%%
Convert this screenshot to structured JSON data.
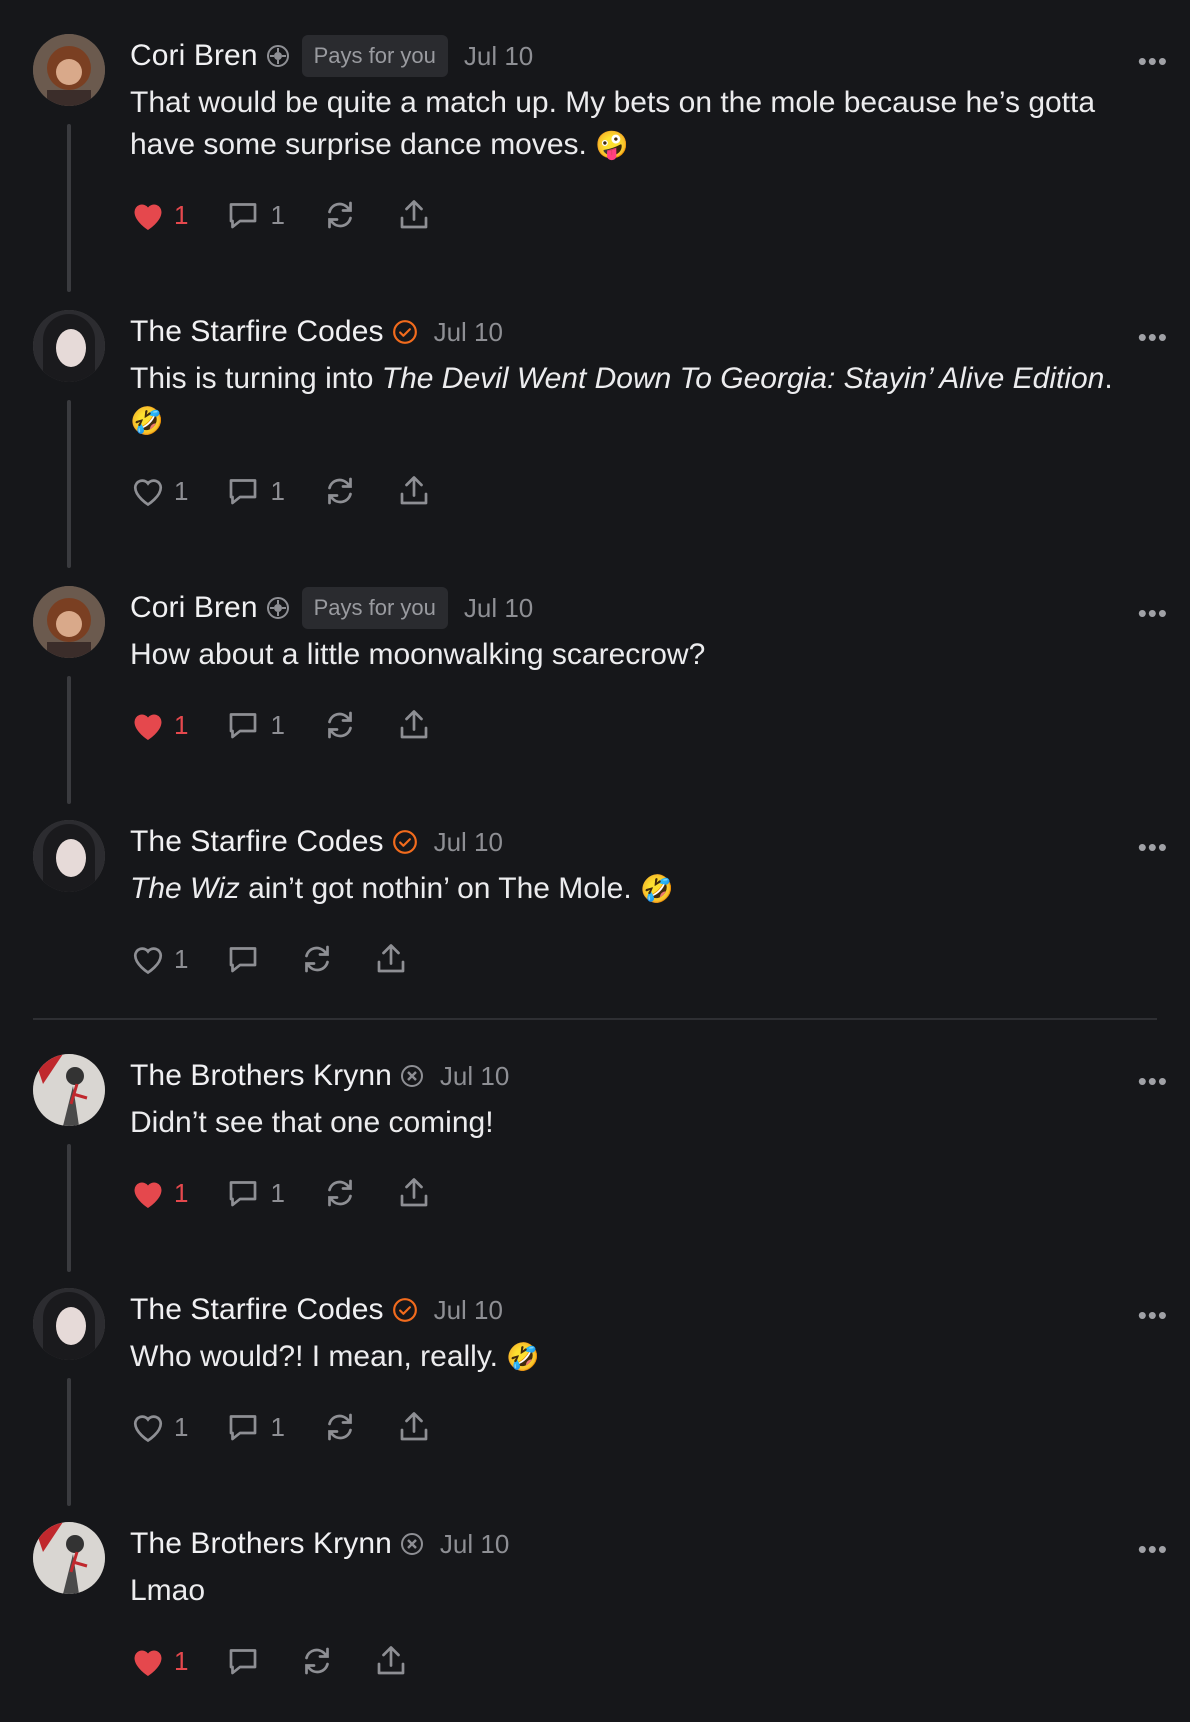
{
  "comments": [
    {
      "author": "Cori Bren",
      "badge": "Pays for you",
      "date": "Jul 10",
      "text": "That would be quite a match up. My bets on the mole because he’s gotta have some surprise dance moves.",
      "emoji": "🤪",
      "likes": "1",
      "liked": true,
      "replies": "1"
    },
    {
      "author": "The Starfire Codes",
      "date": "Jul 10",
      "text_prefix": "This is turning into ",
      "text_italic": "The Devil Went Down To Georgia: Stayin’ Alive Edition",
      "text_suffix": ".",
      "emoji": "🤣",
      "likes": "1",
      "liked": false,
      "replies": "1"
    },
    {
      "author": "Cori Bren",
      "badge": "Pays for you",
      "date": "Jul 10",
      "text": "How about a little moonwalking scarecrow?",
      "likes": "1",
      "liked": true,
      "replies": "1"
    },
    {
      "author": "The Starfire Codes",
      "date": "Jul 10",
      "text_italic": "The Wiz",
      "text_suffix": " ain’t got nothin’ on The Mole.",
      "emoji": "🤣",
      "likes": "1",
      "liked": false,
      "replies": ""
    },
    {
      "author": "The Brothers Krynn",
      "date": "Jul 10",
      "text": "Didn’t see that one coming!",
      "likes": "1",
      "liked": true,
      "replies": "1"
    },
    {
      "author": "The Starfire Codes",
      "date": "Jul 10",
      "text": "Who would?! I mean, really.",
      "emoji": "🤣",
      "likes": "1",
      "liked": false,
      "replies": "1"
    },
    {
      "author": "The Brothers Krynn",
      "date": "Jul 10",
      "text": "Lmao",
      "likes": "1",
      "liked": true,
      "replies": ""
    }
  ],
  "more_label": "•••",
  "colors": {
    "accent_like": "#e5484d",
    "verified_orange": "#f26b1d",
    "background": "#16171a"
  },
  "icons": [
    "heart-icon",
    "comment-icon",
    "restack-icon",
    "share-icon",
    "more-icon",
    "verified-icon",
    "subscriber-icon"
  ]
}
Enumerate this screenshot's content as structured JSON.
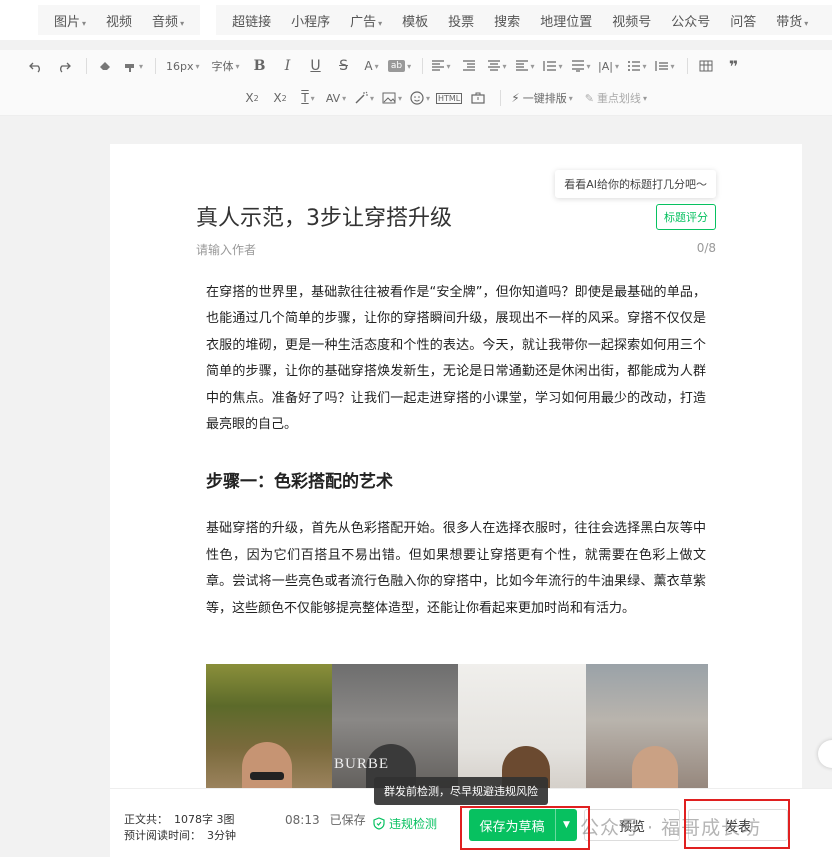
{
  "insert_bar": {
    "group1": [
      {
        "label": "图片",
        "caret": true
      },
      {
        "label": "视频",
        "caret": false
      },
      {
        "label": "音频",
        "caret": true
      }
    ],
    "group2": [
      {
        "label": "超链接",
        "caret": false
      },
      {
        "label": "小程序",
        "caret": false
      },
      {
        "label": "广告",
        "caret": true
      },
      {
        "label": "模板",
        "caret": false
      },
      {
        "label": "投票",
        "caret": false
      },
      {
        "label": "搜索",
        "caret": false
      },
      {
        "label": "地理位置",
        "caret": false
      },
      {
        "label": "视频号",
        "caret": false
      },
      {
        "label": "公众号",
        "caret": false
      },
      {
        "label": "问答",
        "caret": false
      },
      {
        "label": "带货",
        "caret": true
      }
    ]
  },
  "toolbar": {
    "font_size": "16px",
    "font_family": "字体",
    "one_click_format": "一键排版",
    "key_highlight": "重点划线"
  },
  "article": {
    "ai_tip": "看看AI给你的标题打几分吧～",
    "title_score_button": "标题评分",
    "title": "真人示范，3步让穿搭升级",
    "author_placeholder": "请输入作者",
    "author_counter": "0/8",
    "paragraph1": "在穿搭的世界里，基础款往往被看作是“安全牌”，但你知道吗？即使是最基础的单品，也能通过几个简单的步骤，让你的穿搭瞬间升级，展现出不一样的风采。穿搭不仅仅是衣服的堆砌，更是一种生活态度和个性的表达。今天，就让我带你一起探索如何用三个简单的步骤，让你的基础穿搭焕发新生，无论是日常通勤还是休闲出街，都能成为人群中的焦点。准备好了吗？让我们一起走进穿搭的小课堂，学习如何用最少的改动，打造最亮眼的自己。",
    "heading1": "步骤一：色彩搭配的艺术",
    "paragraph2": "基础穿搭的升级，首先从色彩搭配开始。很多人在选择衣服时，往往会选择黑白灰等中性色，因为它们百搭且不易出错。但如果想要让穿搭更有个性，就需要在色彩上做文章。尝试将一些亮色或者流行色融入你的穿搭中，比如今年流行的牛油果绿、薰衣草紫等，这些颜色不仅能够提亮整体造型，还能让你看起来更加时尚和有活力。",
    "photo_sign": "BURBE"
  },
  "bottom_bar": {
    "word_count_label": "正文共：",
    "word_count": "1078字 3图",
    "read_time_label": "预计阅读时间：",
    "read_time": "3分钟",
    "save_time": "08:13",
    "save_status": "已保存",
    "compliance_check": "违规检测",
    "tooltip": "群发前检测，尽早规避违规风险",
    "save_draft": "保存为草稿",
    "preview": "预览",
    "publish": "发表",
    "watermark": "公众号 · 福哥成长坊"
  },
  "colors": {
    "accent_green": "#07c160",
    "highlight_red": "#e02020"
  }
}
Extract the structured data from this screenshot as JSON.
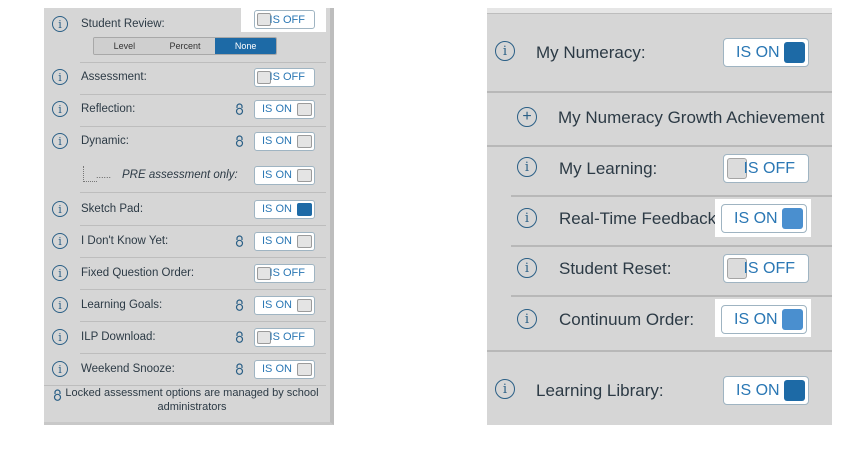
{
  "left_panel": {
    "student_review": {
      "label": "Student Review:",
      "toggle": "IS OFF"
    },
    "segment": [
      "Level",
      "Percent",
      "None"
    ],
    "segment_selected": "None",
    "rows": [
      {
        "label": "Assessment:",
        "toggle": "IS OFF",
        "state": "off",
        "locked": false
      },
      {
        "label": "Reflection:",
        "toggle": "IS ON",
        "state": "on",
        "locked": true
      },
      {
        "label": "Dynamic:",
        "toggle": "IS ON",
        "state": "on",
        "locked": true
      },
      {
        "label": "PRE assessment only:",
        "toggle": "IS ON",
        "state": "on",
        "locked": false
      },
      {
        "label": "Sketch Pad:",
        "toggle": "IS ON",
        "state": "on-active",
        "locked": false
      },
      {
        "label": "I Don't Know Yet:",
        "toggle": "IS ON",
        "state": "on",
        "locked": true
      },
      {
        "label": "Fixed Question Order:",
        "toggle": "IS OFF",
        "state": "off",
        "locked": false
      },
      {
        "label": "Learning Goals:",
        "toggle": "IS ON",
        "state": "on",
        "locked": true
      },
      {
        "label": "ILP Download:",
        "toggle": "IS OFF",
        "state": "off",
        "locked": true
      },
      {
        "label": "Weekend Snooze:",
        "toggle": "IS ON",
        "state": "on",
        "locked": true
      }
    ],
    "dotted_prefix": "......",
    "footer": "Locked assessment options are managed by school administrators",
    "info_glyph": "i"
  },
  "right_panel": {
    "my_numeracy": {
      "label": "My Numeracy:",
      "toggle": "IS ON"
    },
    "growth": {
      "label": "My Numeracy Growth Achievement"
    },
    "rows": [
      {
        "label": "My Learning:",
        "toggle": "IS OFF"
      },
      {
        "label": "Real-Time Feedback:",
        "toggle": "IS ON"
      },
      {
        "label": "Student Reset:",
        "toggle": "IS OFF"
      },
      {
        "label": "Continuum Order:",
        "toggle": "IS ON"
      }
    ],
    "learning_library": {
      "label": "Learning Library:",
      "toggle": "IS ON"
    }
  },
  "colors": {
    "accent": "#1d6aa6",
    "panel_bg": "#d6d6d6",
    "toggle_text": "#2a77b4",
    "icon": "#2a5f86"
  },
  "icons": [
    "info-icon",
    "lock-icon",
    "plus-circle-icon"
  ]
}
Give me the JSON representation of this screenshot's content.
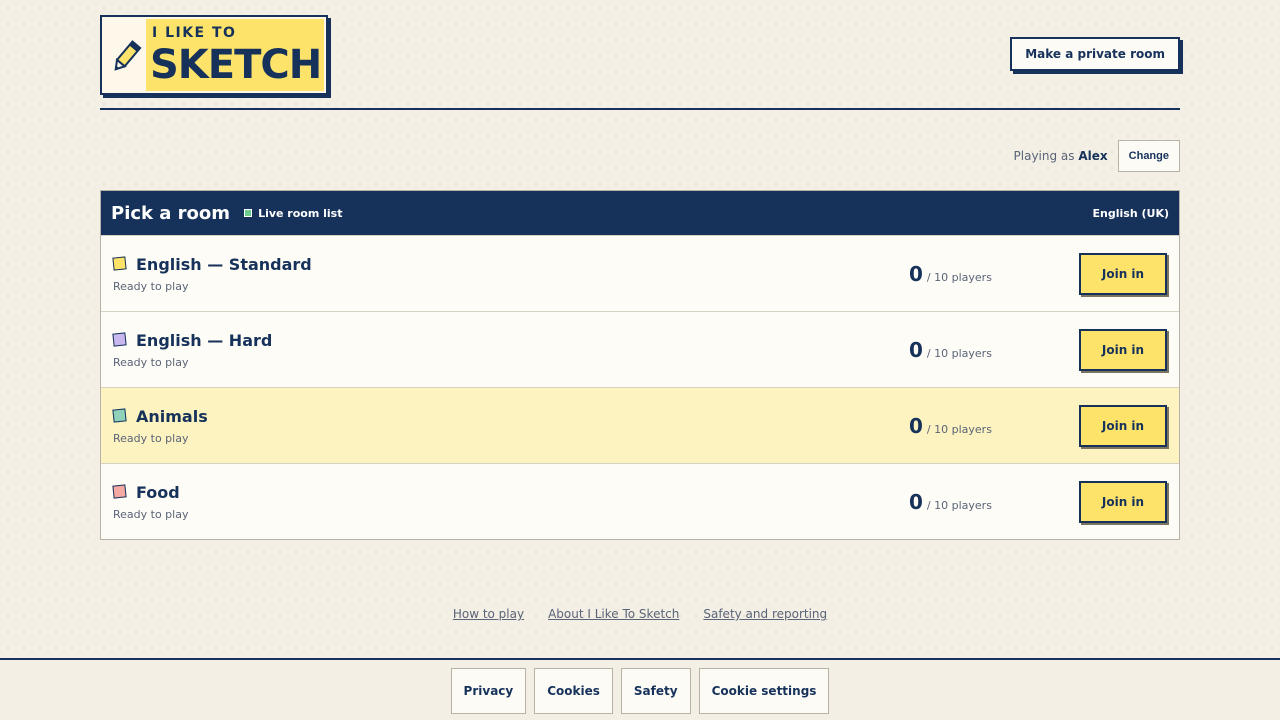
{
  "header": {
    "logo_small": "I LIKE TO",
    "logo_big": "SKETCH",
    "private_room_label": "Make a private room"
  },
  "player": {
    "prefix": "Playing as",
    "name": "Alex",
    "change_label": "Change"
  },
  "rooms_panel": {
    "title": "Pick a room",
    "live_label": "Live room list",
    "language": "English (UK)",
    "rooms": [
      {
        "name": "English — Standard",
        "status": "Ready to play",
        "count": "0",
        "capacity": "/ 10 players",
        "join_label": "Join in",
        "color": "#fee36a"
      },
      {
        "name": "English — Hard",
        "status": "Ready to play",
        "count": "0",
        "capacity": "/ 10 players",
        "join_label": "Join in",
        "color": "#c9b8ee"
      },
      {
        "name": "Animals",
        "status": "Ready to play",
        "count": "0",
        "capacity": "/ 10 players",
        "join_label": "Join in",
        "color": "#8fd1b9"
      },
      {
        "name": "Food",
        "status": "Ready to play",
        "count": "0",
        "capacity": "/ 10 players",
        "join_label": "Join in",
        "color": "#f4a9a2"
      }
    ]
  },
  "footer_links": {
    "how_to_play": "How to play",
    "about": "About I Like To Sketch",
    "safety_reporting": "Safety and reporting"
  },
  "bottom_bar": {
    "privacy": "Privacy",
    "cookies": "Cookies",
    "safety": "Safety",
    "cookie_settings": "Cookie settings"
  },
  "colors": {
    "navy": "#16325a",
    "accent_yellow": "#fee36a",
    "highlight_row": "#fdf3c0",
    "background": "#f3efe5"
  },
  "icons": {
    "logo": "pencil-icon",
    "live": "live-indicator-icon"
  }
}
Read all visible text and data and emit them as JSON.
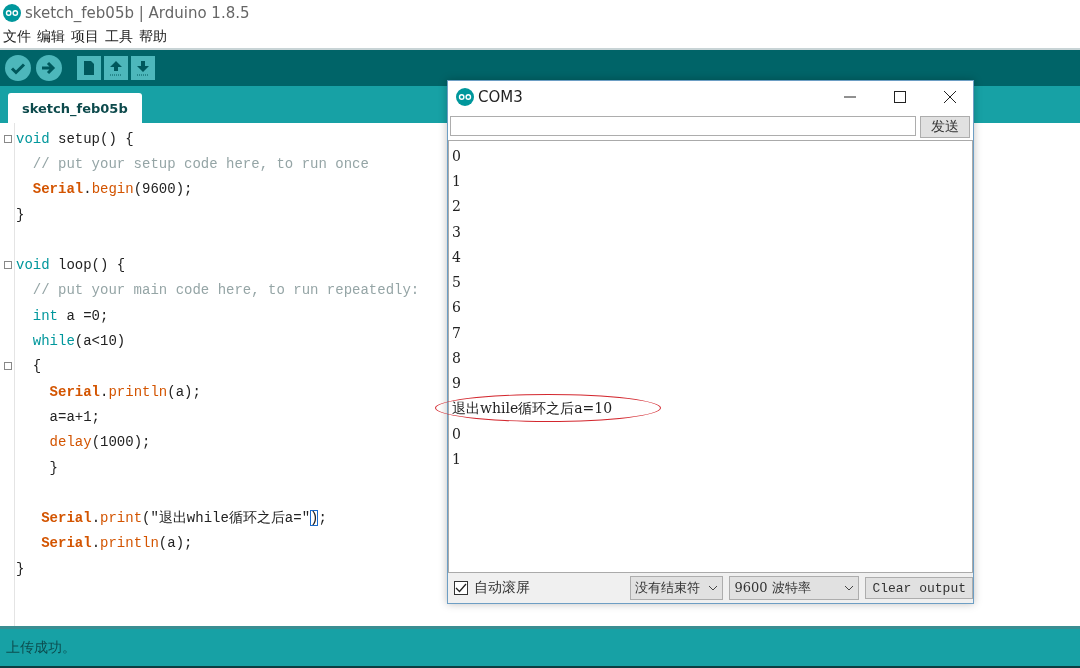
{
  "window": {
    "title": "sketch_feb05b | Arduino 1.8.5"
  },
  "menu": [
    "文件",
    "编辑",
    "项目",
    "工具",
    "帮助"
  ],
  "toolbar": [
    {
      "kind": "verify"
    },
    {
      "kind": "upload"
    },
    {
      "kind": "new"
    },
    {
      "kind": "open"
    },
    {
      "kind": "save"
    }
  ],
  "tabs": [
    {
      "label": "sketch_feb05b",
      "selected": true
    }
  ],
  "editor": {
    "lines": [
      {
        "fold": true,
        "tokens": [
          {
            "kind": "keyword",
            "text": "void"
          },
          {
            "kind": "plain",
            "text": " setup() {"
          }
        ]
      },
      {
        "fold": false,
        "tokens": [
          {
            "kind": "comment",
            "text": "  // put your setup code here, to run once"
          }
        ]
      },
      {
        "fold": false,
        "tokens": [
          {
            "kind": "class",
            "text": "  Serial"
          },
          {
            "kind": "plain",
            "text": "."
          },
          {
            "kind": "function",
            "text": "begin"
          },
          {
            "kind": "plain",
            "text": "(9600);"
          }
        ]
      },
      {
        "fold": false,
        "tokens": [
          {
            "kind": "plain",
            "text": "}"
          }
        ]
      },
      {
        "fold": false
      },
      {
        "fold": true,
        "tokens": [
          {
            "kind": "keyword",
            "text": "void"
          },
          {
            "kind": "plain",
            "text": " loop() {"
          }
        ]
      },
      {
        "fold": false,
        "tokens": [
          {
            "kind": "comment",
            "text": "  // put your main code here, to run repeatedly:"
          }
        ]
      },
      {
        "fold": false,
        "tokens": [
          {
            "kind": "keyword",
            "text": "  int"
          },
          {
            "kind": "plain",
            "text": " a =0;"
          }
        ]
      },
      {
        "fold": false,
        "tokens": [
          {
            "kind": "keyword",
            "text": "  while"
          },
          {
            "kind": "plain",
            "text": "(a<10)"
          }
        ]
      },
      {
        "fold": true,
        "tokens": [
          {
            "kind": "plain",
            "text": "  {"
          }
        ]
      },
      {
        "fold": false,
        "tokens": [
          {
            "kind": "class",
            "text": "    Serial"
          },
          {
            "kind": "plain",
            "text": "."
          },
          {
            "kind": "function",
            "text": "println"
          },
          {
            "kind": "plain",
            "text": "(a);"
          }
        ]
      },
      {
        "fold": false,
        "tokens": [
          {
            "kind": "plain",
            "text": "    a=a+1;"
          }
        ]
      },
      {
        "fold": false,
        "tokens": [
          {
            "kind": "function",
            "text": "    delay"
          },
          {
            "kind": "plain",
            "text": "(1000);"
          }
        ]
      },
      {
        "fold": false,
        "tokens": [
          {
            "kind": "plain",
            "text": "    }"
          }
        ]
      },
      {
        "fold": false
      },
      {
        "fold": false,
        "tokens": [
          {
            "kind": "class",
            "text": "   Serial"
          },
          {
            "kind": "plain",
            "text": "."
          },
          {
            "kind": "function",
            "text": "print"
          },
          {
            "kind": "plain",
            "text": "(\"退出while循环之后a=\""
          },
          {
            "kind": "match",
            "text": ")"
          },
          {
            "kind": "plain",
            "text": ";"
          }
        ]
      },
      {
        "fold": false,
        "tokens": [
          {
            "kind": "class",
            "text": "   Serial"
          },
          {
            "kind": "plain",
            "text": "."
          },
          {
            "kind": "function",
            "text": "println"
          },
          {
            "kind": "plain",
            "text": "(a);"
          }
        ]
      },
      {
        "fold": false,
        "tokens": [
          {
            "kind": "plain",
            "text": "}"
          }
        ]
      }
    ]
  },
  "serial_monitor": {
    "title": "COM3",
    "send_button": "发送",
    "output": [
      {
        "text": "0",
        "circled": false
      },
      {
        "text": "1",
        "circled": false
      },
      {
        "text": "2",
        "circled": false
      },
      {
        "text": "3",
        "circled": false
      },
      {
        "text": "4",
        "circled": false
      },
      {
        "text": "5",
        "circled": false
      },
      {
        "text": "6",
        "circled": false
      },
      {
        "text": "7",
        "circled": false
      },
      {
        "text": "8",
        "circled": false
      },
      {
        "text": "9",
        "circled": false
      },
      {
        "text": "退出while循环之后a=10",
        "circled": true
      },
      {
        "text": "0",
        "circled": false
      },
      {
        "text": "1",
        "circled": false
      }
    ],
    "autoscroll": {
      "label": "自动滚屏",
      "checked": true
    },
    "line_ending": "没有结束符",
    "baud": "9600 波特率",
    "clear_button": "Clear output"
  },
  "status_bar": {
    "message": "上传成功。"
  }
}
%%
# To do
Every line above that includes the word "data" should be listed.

# Solution for this problem
Convert this screenshot to structured JSON data.
Extract the structured data from this screenshot as JSON.
Read all visible text and data and emit them as JSON.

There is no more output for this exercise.